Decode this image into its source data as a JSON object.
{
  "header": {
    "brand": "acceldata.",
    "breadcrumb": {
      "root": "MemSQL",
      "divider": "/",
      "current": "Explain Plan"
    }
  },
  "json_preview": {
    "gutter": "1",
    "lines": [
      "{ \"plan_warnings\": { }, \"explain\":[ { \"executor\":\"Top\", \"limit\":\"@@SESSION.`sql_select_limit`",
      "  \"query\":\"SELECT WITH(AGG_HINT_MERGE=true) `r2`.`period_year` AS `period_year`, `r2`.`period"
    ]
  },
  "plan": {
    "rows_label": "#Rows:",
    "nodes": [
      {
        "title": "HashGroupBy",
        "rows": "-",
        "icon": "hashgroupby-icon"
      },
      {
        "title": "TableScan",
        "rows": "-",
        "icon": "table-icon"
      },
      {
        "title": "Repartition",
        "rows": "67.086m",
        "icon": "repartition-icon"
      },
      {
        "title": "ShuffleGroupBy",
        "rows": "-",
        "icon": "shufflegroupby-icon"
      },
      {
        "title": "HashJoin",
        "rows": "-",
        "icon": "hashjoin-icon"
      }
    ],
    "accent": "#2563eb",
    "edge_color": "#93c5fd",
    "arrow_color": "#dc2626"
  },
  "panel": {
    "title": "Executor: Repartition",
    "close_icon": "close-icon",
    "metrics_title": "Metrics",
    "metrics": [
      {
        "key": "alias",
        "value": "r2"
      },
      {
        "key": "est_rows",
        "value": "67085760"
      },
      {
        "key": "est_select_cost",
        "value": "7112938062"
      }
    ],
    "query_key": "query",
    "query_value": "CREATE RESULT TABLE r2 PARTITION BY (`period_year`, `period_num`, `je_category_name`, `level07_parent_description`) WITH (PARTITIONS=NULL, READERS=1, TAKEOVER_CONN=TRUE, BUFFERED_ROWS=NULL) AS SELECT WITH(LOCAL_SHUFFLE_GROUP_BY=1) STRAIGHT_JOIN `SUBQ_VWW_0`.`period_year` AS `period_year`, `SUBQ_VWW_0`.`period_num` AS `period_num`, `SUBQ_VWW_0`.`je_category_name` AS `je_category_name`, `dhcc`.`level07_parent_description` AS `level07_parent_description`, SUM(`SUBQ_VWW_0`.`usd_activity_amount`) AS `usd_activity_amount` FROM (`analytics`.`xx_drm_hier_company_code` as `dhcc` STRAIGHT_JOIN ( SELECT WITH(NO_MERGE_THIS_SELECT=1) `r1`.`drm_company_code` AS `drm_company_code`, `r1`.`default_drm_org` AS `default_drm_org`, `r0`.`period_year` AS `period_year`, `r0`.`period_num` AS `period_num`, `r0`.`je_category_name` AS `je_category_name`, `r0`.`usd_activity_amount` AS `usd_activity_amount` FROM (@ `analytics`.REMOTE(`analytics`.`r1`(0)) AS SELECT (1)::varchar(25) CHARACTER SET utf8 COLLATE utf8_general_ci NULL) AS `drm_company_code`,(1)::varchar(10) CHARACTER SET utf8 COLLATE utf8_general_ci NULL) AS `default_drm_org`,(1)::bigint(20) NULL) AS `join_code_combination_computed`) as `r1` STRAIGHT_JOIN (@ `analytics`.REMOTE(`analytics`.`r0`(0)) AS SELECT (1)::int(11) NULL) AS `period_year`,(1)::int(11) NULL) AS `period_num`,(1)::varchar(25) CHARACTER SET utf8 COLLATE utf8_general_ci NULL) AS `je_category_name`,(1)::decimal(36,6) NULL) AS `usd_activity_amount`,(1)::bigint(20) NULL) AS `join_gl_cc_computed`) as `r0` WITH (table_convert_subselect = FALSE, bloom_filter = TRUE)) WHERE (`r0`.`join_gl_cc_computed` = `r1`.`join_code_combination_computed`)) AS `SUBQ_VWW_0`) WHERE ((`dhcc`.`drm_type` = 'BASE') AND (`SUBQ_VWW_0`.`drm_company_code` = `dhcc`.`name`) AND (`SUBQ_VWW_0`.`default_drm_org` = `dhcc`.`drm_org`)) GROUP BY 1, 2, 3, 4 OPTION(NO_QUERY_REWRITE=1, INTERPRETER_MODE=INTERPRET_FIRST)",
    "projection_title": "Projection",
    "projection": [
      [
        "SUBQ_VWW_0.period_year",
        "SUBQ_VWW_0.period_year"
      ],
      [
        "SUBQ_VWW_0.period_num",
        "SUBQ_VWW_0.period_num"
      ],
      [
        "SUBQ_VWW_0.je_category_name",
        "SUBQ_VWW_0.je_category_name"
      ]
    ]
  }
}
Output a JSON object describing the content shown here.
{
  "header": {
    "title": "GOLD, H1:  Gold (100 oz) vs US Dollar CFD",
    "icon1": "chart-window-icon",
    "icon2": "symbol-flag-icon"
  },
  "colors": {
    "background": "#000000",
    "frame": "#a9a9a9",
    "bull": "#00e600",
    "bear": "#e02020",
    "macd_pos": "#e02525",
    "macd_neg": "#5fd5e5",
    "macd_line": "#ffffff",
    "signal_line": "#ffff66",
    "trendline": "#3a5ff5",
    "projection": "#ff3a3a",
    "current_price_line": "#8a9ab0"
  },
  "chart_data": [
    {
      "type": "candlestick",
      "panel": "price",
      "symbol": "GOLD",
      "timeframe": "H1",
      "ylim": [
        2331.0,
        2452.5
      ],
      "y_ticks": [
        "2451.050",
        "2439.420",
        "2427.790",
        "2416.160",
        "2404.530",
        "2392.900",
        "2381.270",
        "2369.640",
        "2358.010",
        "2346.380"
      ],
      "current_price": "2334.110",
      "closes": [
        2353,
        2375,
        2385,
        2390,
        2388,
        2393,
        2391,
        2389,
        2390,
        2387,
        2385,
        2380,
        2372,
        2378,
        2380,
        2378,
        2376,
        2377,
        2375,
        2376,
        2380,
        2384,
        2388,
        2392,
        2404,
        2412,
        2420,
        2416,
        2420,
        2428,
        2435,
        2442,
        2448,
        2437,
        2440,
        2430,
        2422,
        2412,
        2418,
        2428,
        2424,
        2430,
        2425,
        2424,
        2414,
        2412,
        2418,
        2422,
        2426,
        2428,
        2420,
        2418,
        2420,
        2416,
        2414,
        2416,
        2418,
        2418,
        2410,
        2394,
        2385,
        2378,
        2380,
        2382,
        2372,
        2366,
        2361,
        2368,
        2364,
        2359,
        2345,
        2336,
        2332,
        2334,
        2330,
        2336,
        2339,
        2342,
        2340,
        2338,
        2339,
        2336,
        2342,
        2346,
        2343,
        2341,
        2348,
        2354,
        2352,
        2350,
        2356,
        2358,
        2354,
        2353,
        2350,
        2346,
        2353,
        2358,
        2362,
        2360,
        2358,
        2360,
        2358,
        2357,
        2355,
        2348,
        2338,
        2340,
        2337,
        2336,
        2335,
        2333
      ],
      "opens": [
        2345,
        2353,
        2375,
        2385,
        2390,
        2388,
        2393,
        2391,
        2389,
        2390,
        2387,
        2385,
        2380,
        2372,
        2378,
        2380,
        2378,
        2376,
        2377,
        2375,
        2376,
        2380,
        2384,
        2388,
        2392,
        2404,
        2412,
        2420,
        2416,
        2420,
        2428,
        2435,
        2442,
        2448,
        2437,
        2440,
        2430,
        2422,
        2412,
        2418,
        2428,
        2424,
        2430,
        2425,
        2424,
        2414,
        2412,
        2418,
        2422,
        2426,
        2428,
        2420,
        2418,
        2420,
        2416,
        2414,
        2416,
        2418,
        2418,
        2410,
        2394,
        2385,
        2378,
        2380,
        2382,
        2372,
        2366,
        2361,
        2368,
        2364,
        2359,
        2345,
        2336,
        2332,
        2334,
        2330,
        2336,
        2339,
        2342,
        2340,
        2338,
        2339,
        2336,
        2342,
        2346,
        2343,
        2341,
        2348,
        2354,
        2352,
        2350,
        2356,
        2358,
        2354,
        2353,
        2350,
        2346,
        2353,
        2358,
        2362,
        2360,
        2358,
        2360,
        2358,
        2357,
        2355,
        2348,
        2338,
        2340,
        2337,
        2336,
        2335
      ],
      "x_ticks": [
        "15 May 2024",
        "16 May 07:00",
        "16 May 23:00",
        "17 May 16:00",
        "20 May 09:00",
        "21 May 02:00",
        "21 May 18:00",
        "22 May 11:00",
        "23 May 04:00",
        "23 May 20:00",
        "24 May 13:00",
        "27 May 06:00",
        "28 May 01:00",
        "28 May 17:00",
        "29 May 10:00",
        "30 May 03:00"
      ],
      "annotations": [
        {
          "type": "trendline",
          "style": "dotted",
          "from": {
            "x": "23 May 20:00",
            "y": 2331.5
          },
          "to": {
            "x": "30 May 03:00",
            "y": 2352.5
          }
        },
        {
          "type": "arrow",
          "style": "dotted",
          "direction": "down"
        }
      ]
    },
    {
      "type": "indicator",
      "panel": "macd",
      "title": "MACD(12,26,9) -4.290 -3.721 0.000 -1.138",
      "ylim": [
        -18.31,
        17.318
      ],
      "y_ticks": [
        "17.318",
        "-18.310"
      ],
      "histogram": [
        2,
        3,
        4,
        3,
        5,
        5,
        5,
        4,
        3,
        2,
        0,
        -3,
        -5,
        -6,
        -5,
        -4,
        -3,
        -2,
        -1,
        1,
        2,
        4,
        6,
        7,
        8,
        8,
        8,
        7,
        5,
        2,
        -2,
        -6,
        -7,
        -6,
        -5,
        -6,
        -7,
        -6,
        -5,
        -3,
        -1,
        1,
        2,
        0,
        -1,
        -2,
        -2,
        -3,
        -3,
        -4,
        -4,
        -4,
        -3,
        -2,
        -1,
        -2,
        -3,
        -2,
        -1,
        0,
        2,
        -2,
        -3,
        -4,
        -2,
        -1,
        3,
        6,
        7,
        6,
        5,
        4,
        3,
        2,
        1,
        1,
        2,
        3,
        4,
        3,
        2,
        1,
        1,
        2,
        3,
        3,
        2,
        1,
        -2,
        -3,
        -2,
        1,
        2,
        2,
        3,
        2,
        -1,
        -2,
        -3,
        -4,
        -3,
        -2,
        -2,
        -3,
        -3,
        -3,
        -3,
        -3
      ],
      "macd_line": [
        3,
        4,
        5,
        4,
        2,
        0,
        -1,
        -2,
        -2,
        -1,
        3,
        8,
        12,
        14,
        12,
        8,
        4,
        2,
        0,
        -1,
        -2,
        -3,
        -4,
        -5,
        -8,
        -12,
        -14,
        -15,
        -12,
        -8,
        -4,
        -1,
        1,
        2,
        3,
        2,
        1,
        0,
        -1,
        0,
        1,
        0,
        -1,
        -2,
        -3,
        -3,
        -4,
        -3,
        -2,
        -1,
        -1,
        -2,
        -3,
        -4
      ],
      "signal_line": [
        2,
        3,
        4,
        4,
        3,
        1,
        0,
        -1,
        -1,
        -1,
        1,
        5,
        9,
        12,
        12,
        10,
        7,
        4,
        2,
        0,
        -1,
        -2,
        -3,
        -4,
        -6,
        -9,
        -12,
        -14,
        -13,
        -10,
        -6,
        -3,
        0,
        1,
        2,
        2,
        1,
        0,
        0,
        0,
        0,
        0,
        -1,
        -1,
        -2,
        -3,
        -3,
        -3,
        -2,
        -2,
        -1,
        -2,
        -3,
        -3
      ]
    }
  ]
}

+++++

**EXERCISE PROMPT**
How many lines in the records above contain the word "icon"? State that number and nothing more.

**WRITTEN ANSWER**
8